Perhaps the bigger worry, though, is that one would also need to explicate what it really means to say that one has a natural right to receive health care. The problem is that, even though we use the term “health care” as if it had a single unified meaning, in fact, it really describes a basket of goods rather than a unitary good. That is, unlike, say, the right not to be bludgeoned (which has a pretty concrete meaning), “health care” refers to a bunch of different possible things. In the 19th C, “health care” meant a barber with a really sharp razor and all the leeches you could fit on your torso. By the 1950s, it meant penicillin and polio vaccines. In the 199os, it meant kidney transplants and chemotherapy. But what does it mean today? Does the right to health care include the right to participate in Pfizer’s latest drug trial? Even if that costs $3784397234392743 (roughly)? What about in by 2020? Bionic eyes? Cloned replacement parts?
Even trickier: if “health care” has no fixed meaning, then what does that say about our rights? Does it make sense to say that we have a set of ever-expanding rights? And if there are limits to the health care rights people have (if we’re not going to pay for the drug trial, say), then how should that be decided?
Now obviously there are answers to these questions. But my worry is that once we’re at the point of sitting down and trying to delineate exactly which items in the health care basket get included, we’ve probably moved back to talking about a contractual rather than a natural right. At which point one also needs some argument other than “it’s a right” to justify why it is that we ought to make this particular contract. Indeed, one would need to explain why this is the best use we can make of (relatively) scarce resources.
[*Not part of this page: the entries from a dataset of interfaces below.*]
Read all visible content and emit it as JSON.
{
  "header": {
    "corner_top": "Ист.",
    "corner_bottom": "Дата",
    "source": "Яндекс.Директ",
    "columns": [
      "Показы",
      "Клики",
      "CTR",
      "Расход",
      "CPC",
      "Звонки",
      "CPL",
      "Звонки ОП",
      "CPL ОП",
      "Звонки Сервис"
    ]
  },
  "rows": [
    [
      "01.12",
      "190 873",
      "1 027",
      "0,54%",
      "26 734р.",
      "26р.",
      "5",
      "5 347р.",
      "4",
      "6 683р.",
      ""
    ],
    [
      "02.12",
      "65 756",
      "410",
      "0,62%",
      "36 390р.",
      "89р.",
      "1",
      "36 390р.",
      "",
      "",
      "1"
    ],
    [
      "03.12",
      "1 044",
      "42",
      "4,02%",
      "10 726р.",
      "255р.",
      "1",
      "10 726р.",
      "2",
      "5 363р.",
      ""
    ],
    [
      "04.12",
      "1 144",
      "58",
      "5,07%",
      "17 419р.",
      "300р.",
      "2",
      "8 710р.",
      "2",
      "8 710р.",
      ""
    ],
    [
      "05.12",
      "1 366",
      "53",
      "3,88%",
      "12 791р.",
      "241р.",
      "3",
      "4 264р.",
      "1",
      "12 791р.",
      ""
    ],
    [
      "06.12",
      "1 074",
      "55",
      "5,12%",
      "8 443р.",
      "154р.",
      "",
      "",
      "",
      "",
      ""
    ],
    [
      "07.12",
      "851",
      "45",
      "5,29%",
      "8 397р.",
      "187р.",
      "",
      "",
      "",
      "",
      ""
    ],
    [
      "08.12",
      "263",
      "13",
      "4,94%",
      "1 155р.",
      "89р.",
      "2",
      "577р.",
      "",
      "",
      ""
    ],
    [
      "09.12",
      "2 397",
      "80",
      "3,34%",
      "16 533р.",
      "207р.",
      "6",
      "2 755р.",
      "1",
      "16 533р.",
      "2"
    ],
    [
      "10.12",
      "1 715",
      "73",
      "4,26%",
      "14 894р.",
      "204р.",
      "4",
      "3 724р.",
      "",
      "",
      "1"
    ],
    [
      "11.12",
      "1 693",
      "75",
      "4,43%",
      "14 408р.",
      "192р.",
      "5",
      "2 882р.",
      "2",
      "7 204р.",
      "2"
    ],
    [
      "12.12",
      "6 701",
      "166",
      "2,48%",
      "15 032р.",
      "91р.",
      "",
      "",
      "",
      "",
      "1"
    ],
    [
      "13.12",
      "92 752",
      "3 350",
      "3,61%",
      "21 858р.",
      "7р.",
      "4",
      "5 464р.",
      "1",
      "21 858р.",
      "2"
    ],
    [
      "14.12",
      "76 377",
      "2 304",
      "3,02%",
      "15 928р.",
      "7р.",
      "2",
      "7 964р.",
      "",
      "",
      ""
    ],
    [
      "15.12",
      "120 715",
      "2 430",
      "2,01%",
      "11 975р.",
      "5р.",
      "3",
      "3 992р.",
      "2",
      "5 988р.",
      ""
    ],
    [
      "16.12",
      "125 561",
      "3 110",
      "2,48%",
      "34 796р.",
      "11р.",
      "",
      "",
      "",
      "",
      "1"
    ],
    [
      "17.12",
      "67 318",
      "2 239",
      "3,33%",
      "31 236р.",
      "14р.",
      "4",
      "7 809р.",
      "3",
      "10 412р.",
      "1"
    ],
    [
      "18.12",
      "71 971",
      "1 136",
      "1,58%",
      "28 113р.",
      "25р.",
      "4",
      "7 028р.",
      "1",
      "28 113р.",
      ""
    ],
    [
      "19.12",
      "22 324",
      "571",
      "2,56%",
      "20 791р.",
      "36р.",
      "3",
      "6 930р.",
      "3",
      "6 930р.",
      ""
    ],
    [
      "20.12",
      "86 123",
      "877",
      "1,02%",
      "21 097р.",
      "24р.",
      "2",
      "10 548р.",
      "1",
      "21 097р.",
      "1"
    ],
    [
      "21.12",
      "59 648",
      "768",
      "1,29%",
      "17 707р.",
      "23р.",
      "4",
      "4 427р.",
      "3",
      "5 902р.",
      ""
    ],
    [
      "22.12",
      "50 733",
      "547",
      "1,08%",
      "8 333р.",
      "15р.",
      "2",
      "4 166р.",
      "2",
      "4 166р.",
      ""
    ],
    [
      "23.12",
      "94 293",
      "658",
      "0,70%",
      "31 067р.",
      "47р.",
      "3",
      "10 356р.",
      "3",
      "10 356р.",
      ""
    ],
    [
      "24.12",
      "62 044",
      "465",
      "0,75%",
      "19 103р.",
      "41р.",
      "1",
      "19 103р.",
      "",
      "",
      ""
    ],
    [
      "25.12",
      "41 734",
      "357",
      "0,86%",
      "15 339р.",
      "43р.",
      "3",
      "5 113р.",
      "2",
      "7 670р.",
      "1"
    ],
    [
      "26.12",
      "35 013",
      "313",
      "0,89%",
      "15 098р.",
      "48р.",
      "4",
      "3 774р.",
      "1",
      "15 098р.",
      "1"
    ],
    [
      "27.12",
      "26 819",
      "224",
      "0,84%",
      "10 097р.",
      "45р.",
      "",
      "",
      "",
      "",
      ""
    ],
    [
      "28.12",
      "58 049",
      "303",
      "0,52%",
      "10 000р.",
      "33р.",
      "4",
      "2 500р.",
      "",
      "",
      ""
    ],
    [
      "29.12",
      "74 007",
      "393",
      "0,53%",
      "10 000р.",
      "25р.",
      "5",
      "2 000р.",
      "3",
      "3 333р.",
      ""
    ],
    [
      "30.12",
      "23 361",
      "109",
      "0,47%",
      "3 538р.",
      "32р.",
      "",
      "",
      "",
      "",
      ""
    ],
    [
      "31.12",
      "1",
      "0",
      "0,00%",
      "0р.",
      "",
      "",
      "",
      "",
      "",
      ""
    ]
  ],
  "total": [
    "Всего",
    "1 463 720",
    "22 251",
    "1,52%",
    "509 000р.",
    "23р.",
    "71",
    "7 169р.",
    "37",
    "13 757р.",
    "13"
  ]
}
For those of you who actually made it this far, I’d ask you not to take any of this as either an endorsement or rejection of any particular health care proposal. I’m genuinely undecided. I sympathize with the project, but I worry whether it’s possible to instantiate it in a way that makes things better. And I’m somewhat more skeptical that anything currently on the table resembles any such possible instantiation. Still, this post is actually about a philosophical project rather than a public policy one. Mostly, I’m skeptical that rights language is an appropriate way to discuss health care. I’d be interested to see such a defense. Any takers?